**EXERCISE DETAILS:** Could you print out every entry, character for character?

**MATERIAL PROVIDED:**

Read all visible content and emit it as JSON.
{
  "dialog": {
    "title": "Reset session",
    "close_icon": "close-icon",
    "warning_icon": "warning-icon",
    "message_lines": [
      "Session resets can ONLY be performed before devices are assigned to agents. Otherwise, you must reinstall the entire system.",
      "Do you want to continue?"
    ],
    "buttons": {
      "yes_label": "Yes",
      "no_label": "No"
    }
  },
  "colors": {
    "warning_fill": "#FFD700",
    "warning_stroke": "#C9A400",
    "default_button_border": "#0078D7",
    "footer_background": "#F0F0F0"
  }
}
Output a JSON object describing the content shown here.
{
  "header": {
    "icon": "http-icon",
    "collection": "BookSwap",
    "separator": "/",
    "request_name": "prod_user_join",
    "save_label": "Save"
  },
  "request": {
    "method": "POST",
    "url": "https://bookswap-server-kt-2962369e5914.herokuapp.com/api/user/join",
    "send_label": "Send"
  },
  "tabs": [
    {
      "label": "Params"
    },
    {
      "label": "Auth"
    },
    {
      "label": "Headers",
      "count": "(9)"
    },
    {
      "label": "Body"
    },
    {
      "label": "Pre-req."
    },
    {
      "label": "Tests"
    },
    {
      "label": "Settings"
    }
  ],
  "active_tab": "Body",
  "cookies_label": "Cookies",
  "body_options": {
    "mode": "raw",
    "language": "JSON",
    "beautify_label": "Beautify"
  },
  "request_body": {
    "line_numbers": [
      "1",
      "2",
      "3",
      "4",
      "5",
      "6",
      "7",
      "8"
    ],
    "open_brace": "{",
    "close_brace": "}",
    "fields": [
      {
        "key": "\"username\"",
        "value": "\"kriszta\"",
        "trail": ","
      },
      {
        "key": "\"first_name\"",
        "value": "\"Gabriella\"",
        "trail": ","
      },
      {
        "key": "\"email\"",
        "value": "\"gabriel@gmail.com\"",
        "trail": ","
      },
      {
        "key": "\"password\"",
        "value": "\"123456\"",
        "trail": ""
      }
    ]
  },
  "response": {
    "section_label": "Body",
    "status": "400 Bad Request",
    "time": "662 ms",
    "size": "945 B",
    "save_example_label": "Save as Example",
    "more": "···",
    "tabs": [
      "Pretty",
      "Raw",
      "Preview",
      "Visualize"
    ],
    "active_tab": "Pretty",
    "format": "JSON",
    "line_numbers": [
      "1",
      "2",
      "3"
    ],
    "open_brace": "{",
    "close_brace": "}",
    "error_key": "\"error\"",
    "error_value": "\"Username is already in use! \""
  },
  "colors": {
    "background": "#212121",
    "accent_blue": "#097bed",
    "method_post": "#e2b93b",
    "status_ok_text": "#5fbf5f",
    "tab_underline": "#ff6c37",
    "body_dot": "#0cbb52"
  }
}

**RESPONSE FOR THIS EXERCISE:**
Read all visible content and emit it as JSON.
{
  "dialog": {
    "title": "Reset session",
    "close_icon": "close-icon",
    "warning_icon": "warning-icon",
    "message_lines": [
      "Session resets can ONLY be performed before devices are assigned to agents. Otherwise, you must reinstall the entire system.",
      "Do you want to continue?"
    ],
    "buttons": {
      "yes_label": "Yes",
      "no_label": "No"
    }
  },
  "colors": {
    "warning_fill": "#FFD700",
    "warning_stroke": "#C9A400",
    "default_button_border": "#0078D7",
    "footer_background": "#F0F0F0"
  }
}
Output a JSON object describing the content shown here.
{
  "header": {
    "icon": "http-icon",
    "collection": "BookSwap",
    "separator": "/",
    "request_name": "prod_user_join",
    "save_label": "Save"
  },
  "request": {
    "method": "POST",
    "url": "https://bookswap-server-kt-2962369e5914.herokuapp.com/api/user/join",
    "send_label": "Send"
  },
  "tabs": [
    {
      "label": "Params"
    },
    {
      "label": "Auth"
    },
    {
      "label": "Headers",
      "count": "(9)"
    },
    {
      "label": "Body"
    },
    {
      "label": "Pre-req."
    },
    {
      "label": "Tests"
    },
    {
      "label": "Settings"
    }
  ],
  "active_tab": "Body",
  "cookies_label": "Cookies",
  "body_options": {
    "mode": "raw",
    "language": "JSON",
    "beautify_label": "Beautify"
  },
  "request_body": {
    "line_numbers": [
      "1",
      "2",
      "3",
      "4",
      "5",
      "6",
      "7",
      "8"
    ],
    "open_brace": "{",
    "close_brace": "}",
    "fields": [
      {
        "key": "\"username\"",
        "value": "\"kriszta\"",
        "trail": ","
      },
      {
        "key": "\"first_name\"",
        "value": "\"Gabriella\"",
        "trail": ","
      },
      {
        "key": "\"email\"",
        "value": "\"gabriel@gmail.com\"",
        "trail": ","
      },
      {
        "key": "\"password\"",
        "value": "\"123456\"",
        "trail": ""
      }
    ]
  },
  "response": {
    "section_label": "Body",
    "status": "400 Bad Request",
    "time": "662 ms",
    "size": "945 B",
    "save_example_label": "Save as Example",
    "more": "···",
    "tabs": [
      "Pretty",
      "Raw",
      "Preview",
      "Visualize"
    ],
    "active_tab": "Pretty",
    "format": "JSON",
    "line_numbers": [
      "1",
      "2",
      "3"
    ],
    "open_brace": "{",
    "close_brace": "}",
    "error_key": "\"error\"",
    "error_value": "\"Username is already in use! \""
  },
  "colors": {
    "background": "#212121",
    "accent_blue": "#097bed",
    "method_post": "#e2b93b",
    "status_ok_text": "#5fbf5f",
    "tab_underline": "#ff6c37",
    "body_dot": "#0cbb52"
  }
}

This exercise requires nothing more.